RECORD EXTRACTS START

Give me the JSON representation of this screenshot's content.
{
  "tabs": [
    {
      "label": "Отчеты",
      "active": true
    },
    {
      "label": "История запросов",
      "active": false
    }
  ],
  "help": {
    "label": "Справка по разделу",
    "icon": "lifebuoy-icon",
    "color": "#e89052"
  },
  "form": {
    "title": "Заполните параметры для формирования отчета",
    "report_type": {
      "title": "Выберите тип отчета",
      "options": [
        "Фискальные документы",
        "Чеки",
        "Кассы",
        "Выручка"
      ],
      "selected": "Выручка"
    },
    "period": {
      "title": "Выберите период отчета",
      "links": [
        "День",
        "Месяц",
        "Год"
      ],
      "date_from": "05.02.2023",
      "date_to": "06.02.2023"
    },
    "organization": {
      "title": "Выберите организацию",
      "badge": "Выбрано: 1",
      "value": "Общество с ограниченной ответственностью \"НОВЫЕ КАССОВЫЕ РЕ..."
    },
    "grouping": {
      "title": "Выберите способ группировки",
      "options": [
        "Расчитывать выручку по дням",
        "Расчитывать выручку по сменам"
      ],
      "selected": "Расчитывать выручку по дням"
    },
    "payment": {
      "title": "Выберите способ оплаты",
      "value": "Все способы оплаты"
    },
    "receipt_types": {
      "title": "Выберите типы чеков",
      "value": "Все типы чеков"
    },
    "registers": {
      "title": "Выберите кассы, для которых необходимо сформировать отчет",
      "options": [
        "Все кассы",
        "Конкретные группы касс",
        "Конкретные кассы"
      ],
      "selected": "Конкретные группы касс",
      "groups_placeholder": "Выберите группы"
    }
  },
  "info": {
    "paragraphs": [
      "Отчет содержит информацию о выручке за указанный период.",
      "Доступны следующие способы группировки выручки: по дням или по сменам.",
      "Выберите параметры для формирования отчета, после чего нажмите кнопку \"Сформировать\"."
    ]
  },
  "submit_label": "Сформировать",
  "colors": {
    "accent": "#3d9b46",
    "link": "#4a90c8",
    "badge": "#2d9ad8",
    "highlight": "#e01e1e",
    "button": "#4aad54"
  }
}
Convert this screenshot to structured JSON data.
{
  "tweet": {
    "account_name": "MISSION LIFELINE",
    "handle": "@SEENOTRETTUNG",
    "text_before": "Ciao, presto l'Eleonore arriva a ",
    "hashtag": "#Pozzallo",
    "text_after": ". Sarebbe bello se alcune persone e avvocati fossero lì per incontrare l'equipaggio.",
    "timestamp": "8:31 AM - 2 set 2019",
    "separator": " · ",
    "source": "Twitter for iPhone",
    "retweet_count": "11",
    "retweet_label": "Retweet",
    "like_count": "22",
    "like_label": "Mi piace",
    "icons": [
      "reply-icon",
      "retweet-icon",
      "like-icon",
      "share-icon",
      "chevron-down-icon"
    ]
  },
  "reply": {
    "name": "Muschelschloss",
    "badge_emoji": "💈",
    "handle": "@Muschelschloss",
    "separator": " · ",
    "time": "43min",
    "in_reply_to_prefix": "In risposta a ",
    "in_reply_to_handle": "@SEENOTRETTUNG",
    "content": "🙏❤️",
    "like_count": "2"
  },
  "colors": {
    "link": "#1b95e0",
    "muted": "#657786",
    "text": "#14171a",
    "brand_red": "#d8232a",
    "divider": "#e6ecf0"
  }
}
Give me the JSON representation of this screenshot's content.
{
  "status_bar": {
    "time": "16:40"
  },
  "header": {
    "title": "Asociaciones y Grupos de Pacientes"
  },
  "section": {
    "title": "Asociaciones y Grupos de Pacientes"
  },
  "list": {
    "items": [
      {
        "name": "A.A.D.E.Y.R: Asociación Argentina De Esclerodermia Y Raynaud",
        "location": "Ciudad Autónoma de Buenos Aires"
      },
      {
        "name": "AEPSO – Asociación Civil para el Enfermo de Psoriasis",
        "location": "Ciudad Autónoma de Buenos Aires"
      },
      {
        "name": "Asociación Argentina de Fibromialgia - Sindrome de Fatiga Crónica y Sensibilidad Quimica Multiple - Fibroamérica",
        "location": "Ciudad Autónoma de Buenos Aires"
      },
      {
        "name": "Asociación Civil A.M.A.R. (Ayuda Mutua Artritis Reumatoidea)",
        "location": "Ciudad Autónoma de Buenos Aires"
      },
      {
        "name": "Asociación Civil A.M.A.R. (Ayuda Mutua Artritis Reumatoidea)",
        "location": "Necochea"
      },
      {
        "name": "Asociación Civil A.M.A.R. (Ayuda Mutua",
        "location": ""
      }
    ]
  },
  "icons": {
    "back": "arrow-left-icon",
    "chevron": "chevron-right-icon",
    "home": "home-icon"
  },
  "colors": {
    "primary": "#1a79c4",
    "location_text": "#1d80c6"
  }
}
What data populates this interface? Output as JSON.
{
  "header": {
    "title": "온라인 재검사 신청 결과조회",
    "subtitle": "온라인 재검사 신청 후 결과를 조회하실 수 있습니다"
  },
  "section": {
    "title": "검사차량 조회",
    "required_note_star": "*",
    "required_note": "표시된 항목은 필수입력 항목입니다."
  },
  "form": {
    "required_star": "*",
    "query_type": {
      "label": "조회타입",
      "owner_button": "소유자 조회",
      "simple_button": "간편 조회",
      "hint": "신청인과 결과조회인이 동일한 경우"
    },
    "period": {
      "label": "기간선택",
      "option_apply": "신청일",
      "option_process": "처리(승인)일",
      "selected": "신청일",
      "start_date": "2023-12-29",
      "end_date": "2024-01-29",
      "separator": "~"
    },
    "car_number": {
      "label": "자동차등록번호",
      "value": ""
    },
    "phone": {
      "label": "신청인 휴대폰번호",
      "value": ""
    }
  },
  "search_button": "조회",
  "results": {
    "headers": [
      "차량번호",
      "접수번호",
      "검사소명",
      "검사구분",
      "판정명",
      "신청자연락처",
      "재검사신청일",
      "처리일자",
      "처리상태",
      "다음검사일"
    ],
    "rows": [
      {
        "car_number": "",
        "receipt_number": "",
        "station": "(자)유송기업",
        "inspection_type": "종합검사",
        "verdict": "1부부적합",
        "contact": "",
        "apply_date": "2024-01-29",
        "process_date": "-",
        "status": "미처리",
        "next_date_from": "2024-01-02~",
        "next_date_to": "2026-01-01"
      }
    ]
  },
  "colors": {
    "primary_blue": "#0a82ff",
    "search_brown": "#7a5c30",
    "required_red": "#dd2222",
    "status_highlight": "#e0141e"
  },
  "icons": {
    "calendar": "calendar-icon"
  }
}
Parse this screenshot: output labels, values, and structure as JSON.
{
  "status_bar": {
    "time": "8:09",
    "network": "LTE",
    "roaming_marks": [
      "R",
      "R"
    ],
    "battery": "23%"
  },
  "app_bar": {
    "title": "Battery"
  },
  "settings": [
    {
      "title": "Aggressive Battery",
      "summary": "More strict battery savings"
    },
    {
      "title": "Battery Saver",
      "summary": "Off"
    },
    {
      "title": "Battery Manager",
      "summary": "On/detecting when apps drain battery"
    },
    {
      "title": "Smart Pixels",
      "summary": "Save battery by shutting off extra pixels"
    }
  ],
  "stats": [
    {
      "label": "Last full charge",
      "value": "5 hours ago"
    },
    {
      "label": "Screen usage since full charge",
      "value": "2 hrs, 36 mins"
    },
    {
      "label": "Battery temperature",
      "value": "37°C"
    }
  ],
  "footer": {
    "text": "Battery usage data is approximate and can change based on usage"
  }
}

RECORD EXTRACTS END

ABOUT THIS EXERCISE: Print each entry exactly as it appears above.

EXPECTED ANSWER:
Give me the JSON representation of this screenshot's content.
{
  "tabs": [
    {
      "label": "Отчеты",
      "active": true
    },
    {
      "label": "История запросов",
      "active": false
    }
  ],
  "help": {
    "label": "Справка по разделу",
    "icon": "lifebuoy-icon",
    "color": "#e89052"
  },
  "form": {
    "title": "Заполните параметры для формирования отчета",
    "report_type": {
      "title": "Выберите тип отчета",
      "options": [
        "Фискальные документы",
        "Чеки",
        "Кассы",
        "Выручка"
      ],
      "selected": "Выручка"
    },
    "period": {
      "title": "Выберите период отчета",
      "links": [
        "День",
        "Месяц",
        "Год"
      ],
      "date_from": "05.02.2023",
      "date_to": "06.02.2023"
    },
    "organization": {
      "title": "Выберите организацию",
      "badge": "Выбрано: 1",
      "value": "Общество с ограниченной ответственностью \"НОВЫЕ КАССОВЫЕ РЕ..."
    },
    "grouping": {
      "title": "Выберите способ группировки",
      "options": [
        "Расчитывать выручку по дням",
        "Расчитывать выручку по сменам"
      ],
      "selected": "Расчитывать выручку по дням"
    },
    "payment": {
      "title": "Выберите способ оплаты",
      "value": "Все способы оплаты"
    },
    "receipt_types": {
      "title": "Выберите типы чеков",
      "value": "Все типы чеков"
    },
    "registers": {
      "title": "Выберите кассы, для которых необходимо сформировать отчет",
      "options": [
        "Все кассы",
        "Конкретные группы касс",
        "Конкретные кассы"
      ],
      "selected": "Конкретные группы касс",
      "groups_placeholder": "Выберите группы"
    }
  },
  "info": {
    "paragraphs": [
      "Отчет содержит информацию о выручке за указанный период.",
      "Доступны следующие способы группировки выручки: по дням или по сменам.",
      "Выберите параметры для формирования отчета, после чего нажмите кнопку \"Сформировать\"."
    ]
  },
  "submit_label": "Сформировать",
  "colors": {
    "accent": "#3d9b46",
    "link": "#4a90c8",
    "badge": "#2d9ad8",
    "highlight": "#e01e1e",
    "button": "#4aad54"
  }
}
Convert this screenshot to structured JSON data.
{
  "tweet": {
    "account_name": "MISSION LIFELINE",
    "handle": "@SEENOTRETTUNG",
    "text_before": "Ciao, presto l'Eleonore arriva a ",
    "hashtag": "#Pozzallo",
    "text_after": ". Sarebbe bello se alcune persone e avvocati fossero lì per incontrare l'equipaggio.",
    "timestamp": "8:31 AM - 2 set 2019",
    "separator": " · ",
    "source": "Twitter for iPhone",
    "retweet_count": "11",
    "retweet_label": "Retweet",
    "like_count": "22",
    "like_label": "Mi piace",
    "icons": [
      "reply-icon",
      "retweet-icon",
      "like-icon",
      "share-icon",
      "chevron-down-icon"
    ]
  },
  "reply": {
    "name": "Muschelschloss",
    "badge_emoji": "💈",
    "handle": "@Muschelschloss",
    "separator": " · ",
    "time": "43min",
    "in_reply_to_prefix": "In risposta a ",
    "in_reply_to_handle": "@SEENOTRETTUNG",
    "content": "🙏❤️",
    "like_count": "2"
  },
  "colors": {
    "link": "#1b95e0",
    "muted": "#657786",
    "text": "#14171a",
    "brand_red": "#d8232a",
    "divider": "#e6ecf0"
  }
}
Give me the JSON representation of this screenshot's content.
{
  "status_bar": {
    "time": "16:40"
  },
  "header": {
    "title": "Asociaciones y Grupos de Pacientes"
  },
  "section": {
    "title": "Asociaciones y Grupos de Pacientes"
  },
  "list": {
    "items": [
      {
        "name": "A.A.D.E.Y.R: Asociación Argentina De Esclerodermia Y Raynaud",
        "location": "Ciudad Autónoma de Buenos Aires"
      },
      {
        "name": "AEPSO – Asociación Civil para el Enfermo de Psoriasis",
        "location": "Ciudad Autónoma de Buenos Aires"
      },
      {
        "name": "Asociación Argentina de Fibromialgia - Sindrome de Fatiga Crónica y Sensibilidad Quimica Multiple - Fibroamérica",
        "location": "Ciudad Autónoma de Buenos Aires"
      },
      {
        "name": "Asociación Civil A.M.A.R. (Ayuda Mutua Artritis Reumatoidea)",
        "location": "Ciudad Autónoma de Buenos Aires"
      },
      {
        "name": "Asociación Civil A.M.A.R. (Ayuda Mutua Artritis Reumatoidea)",
        "location": "Necochea"
      },
      {
        "name": "Asociación Civil A.M.A.R. (Ayuda Mutua",
        "location": ""
      }
    ]
  },
  "icons": {
    "back": "arrow-left-icon",
    "chevron": "chevron-right-icon",
    "home": "home-icon"
  },
  "colors": {
    "primary": "#1a79c4",
    "location_text": "#1d80c6"
  }
}
What data populates this interface? Output as JSON.
{
  "header": {
    "title": "온라인 재검사 신청 결과조회",
    "subtitle": "온라인 재검사 신청 후 결과를 조회하실 수 있습니다"
  },
  "section": {
    "title": "검사차량 조회",
    "required_note_star": "*",
    "required_note": "표시된 항목은 필수입력 항목입니다."
  },
  "form": {
    "required_star": "*",
    "query_type": {
      "label": "조회타입",
      "owner_button": "소유자 조회",
      "simple_button": "간편 조회",
      "hint": "신청인과 결과조회인이 동일한 경우"
    },
    "period": {
      "label": "기간선택",
      "option_apply": "신청일",
      "option_process": "처리(승인)일",
      "selected": "신청일",
      "start_date": "2023-12-29",
      "end_date": "2024-01-29",
      "separator": "~"
    },
    "car_number": {
      "label": "자동차등록번호",
      "value": ""
    },
    "phone": {
      "label": "신청인 휴대폰번호",
      "value": ""
    }
  },
  "search_button": "조회",
  "results": {
    "headers": [
      "차량번호",
      "접수번호",
      "검사소명",
      "검사구분",
      "판정명",
      "신청자연락처",
      "재검사신청일",
      "처리일자",
      "처리상태",
      "다음검사일"
    ],
    "rows": [
      {
        "car_number": "",
        "receipt_number": "",
        "station": "(자)유송기업",
        "inspection_type": "종합검사",
        "verdict": "1부부적합",
        "contact": "",
        "apply_date": "2024-01-29",
        "process_date": "-",
        "status": "미처리",
        "next_date_from": "2024-01-02~",
        "next_date_to": "2026-01-01"
      }
    ]
  },
  "colors": {
    "primary_blue": "#0a82ff",
    "search_brown": "#7a5c30",
    "required_red": "#dd2222",
    "status_highlight": "#e0141e"
  },
  "icons": {
    "calendar": "calendar-icon"
  }
}
Parse this screenshot: output labels, values, and structure as JSON.
{
  "status_bar": {
    "time": "8:09",
    "network": "LTE",
    "roaming_marks": [
      "R",
      "R"
    ],
    "battery": "23%"
  },
  "app_bar": {
    "title": "Battery"
  },
  "settings": [
    {
      "title": "Aggressive Battery",
      "summary": "More strict battery savings"
    },
    {
      "title": "Battery Saver",
      "summary": "Off"
    },
    {
      "title": "Battery Manager",
      "summary": "On/detecting when apps drain battery"
    },
    {
      "title": "Smart Pixels",
      "summary": "Save battery by shutting off extra pixels"
    }
  ],
  "stats": [
    {
      "label": "Last full charge",
      "value": "5 hours ago"
    },
    {
      "label": "Screen usage since full charge",
      "value": "2 hrs, 36 mins"
    },
    {
      "label": "Battery temperature",
      "value": "37°C"
    }
  ],
  "footer": {
    "text": "Battery usage data is approximate and can change based on usage"
  }
}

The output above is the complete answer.